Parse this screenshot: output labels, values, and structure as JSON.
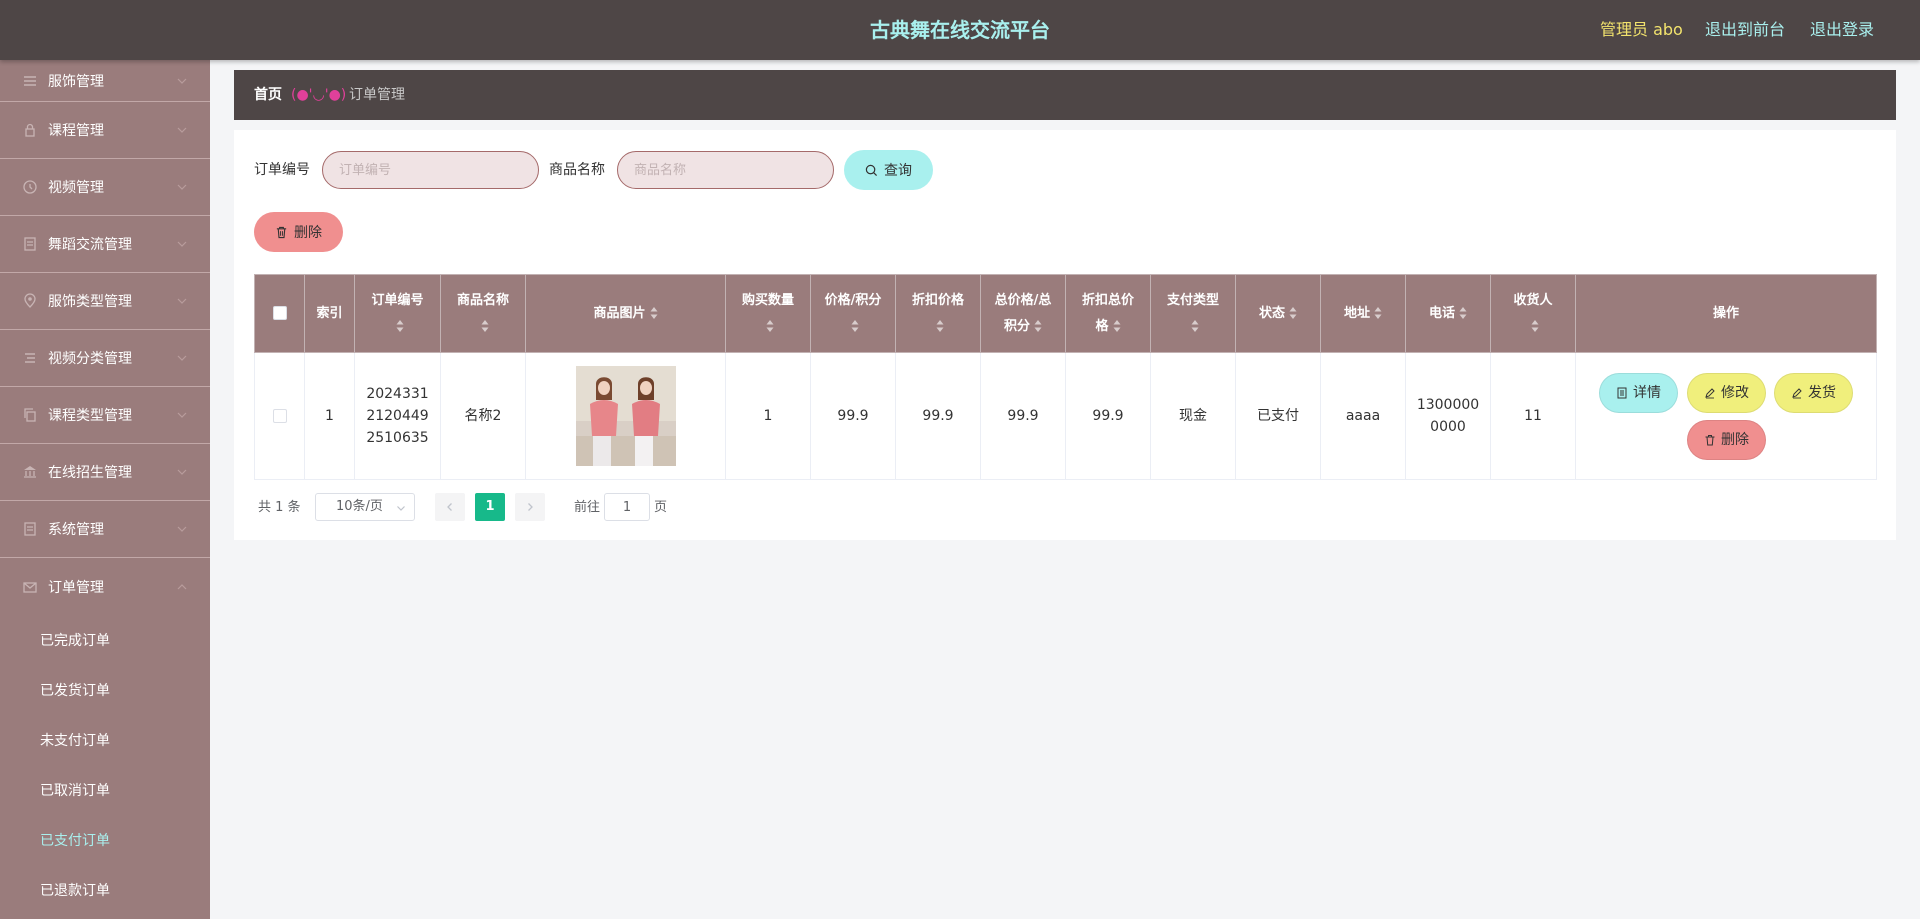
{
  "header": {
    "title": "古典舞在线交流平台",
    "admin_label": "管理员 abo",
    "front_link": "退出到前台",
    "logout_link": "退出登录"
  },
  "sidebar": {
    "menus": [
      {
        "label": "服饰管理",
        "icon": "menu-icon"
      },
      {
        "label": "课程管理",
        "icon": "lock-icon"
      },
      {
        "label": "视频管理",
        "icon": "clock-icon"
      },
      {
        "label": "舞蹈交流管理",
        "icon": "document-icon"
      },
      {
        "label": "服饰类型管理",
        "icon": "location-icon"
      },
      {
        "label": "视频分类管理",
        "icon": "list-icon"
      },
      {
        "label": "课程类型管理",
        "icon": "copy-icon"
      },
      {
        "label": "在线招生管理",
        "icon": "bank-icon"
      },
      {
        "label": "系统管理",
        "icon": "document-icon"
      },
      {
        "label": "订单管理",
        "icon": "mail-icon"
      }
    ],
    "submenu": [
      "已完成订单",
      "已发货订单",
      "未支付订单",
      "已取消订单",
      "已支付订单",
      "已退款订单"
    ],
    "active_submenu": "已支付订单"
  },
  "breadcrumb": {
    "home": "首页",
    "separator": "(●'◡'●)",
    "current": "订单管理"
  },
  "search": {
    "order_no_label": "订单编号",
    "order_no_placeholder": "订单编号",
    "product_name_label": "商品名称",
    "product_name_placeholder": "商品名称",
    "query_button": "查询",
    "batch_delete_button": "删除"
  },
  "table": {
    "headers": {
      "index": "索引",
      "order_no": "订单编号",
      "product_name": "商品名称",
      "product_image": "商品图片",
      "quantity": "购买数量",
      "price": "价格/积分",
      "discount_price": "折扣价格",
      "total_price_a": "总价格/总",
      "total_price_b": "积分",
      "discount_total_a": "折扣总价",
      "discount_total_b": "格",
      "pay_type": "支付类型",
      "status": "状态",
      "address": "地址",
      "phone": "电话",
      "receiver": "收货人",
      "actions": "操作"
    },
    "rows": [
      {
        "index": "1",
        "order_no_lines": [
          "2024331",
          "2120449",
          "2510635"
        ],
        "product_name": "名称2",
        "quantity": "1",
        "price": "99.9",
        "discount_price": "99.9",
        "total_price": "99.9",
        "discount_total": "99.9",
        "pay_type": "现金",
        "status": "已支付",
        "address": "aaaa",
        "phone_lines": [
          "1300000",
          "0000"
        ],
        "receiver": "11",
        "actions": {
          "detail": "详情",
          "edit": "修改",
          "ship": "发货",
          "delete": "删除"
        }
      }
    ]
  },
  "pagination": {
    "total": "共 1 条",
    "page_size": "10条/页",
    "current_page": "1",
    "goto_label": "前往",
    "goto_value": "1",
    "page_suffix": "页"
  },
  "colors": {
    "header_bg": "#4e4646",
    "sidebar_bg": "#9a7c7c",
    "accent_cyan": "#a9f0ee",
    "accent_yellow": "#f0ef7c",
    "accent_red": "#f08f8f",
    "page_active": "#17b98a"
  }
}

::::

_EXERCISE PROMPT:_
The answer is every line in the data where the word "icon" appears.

_TASK OUTPUT:_
        "icon": "menu-icon"
        "icon": "lock-icon"
        "icon": "clock-icon"
        "icon": "document-icon"
        "icon": "location-icon"
        "icon": "list-icon"
        "icon": "copy-icon"
        "icon": "bank-icon"
        "icon": "document-icon"
        "icon": "mail-icon"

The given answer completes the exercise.